5 things to know about South Sudan
Pope Francis arrived Friday in South Sudan, one of the poorest countries in the world, the first papal visit to this independent country for ten years and undermined by violence and climatic hazards.
The country, landlocked between lush African rainforests and arid deserts, borders Sudan, Ethiopia, Kenya, Uganda, the Democratic Republic of Congo and the Central African Republic.
It has more than 60 ethnic groups. The largest community is the Dinka, ahead of the Nuer. Both have been settled for centuries on the banks of the White Nile, which crosses the country from south to north.
The country is predominantly Christian, a legacy of European missionaries who arrived at the end of the 19th century to gain a foothold in the region in the face of the expansion of Islam towards the south of the African continent.
About 60% of the roughly 12 million South Sudanese are Christians, almost a third are animists or follow another traditional religion, and a small minority are Muslims.
The youngest state in the world
On January 9, 2005, the North (with a Muslim majority) and the South of Sudan sign a peace agreement, after decades of civil war between southern rebels and Khartoum (1959-1972 and 1983-2005), which made millions of dead.
On July 9, 2011, South Sudan proclaimed its independence from Sudan, six months after having voted by referendum for its secession (nearly 99% yes).
With an area of 589,745 km2 (barely larger than metropolitan France), the country represents almost a quarter of former Sudan. North and South are still fighting over the oil-rich province of Abyei.
A terrible civil war
Two years after its independence, South Sudan is falling into a civil war that will leave nearly 400,000 dead and millions displaced.
Fighting broke out in the capital Juba on December 15, 2013, between rival army units, plagued by political-ethnic antagonism fueled by dissension between President Salva Kiir and his former vice-president Riek Machar, respectively Dinka and Nuer. The conflict is rapidly spreading in the country.

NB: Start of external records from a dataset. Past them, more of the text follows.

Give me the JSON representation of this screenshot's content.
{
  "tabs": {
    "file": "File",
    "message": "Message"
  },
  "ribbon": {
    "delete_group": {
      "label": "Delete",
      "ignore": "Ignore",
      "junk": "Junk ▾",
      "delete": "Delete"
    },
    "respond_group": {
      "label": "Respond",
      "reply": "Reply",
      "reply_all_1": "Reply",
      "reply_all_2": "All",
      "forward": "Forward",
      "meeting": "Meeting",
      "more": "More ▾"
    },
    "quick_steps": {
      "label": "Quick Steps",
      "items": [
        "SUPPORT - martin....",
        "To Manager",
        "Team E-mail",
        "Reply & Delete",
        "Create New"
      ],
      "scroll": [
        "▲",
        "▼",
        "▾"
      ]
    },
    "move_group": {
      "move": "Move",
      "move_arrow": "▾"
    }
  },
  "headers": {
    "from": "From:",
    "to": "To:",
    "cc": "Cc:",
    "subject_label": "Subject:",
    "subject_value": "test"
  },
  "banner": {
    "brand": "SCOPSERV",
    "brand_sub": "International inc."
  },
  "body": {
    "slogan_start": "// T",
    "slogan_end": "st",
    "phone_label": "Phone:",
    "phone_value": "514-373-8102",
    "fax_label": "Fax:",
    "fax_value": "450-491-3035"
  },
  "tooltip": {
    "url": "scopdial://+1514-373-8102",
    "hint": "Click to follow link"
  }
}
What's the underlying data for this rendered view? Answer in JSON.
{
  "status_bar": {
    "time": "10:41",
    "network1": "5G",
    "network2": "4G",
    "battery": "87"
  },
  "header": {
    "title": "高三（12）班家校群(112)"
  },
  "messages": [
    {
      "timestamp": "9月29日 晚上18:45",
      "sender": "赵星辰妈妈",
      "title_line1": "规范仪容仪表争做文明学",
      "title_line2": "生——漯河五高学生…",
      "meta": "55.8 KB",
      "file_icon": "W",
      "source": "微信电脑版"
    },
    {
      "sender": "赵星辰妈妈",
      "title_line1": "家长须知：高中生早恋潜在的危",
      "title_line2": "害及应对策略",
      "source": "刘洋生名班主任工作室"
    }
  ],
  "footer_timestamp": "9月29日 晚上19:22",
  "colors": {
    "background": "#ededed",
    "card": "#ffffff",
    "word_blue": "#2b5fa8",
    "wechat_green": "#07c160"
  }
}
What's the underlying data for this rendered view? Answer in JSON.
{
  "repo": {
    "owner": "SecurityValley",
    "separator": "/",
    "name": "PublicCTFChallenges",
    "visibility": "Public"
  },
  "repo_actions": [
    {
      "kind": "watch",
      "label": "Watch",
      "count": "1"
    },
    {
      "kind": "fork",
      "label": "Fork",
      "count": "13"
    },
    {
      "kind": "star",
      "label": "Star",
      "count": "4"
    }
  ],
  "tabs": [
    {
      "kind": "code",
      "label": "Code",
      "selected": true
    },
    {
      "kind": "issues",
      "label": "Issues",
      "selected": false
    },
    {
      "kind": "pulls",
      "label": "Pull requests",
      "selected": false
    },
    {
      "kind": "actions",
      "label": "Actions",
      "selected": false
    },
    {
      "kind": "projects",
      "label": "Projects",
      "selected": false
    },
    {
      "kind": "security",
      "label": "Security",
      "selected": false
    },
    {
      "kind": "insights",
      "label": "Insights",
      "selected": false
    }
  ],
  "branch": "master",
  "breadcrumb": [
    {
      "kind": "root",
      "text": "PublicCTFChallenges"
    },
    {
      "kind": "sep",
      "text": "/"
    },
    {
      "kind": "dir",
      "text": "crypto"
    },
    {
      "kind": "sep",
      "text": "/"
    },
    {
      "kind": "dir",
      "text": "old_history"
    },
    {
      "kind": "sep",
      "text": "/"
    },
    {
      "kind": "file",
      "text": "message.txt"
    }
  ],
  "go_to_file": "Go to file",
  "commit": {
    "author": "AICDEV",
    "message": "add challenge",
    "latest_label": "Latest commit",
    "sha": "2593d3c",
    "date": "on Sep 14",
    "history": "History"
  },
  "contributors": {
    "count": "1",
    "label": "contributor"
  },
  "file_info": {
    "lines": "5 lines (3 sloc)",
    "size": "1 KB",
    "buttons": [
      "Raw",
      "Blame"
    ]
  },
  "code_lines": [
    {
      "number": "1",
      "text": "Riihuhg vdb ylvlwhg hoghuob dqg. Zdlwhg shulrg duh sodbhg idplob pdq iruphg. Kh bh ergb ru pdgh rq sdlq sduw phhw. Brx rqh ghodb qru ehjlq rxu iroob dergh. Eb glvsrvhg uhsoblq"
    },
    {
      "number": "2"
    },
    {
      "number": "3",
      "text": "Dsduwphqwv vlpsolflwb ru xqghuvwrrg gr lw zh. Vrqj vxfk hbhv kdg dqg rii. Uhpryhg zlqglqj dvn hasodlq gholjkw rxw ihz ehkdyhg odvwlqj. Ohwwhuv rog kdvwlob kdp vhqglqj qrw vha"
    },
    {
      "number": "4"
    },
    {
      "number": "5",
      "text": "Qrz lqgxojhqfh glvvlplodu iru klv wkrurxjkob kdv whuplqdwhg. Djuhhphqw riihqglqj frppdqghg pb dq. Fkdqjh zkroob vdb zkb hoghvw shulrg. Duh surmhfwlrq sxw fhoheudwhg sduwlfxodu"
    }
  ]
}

This five-year war will be marked by innumerable atrocities: ethnic massacres of men, women and children, castrated men, women and girls abducted, reduced to slavery and systematically raped, and children slaughtered or thrown alive in burning huts…
More than 13,000 children have also been enrolled in the ranks of the various forces. The war will officially end with a peace agreement between Kiir and Machar in September 2018, but tensions between the two enemy brothers continue.
Poverty and humanitarian crisis
The majority of the South Sudanese population lives in poverty. Since 2013, 4.5 million people have fled their homes (2.2 million inside the country, 2.3 million to neighbouring countries), according to the UN, thrown on the roads by politico-ethnic violence that persists in the country, but also droughts and floods.
In 2017, a famine was declared in two northern counties. Since the end of July 2022, around one million people have been affected by floods, caused by torrential rains that ravage crops and destroy homes, according to the UN.
By July, more than 7.7 million people are at risk of being in a situation of acute food insecurity, three UN agencies (FAO, Unicef, WFP) warned in November 2022, a level never reached, even during the war. civil.
The country is ranked 191st and last on the Human Development Index (HDI) of the United Nations Development Program (UNDP). South Sudan has one of the lowest literacy rates in the world (35% in 2018, according to the World Bank ).
Oil-dependent economy and unexplored biodiversity
South Sudan’s economy, based on oil and agriculture, is particularly vulnerable to climate, oil and conflict shocks.
Growth, recently undermined by floods, locust invasions and the Covid-19 pandemic, “should rebound to (…) 6.5% in 2023 thanks to the increase in oil export revenues”, underlines the African Development Bank (ADB).
The South inherited at independence three-quarters of Sudan’s oil reserves but remains dependent on the infrastructure of the North for its exports. The oil sector contributes 90% of its income and represents almost all of its exports, according to the World Bank.
But the oil windfall is largely diverted for political ends and enrichment in this country classified as the most affected by corruption by the NGO Transparency International (180th out of 180).
The economy is also suffering from runaway inflation. It had slowed somewhat after reaching 33% in 2020, but should be 16% in 2023 “due to drought and rising food prices (…) following the Russia-Ukraine conflict”, estimates the AfDB.
South Sudan, 15% of whose territory is made up of national parks and reserves, is home to a variety of fauna (antelopes, elephants, buffaloes and the very rare Nubian giraffes, etc.) battered by civil war and poaching, but which could enable tourism to flourish.
It is also home to the largest savannah ecosystem in East Africa, which supports one of the largest seasonal animal migrations in the world, involving some 1.2 million antelopes and gazelles.
The southern marsh, the largest marshy area in the world (57,000 km2), is home to countless birds and huge expanses of papyrus and aquatic plants.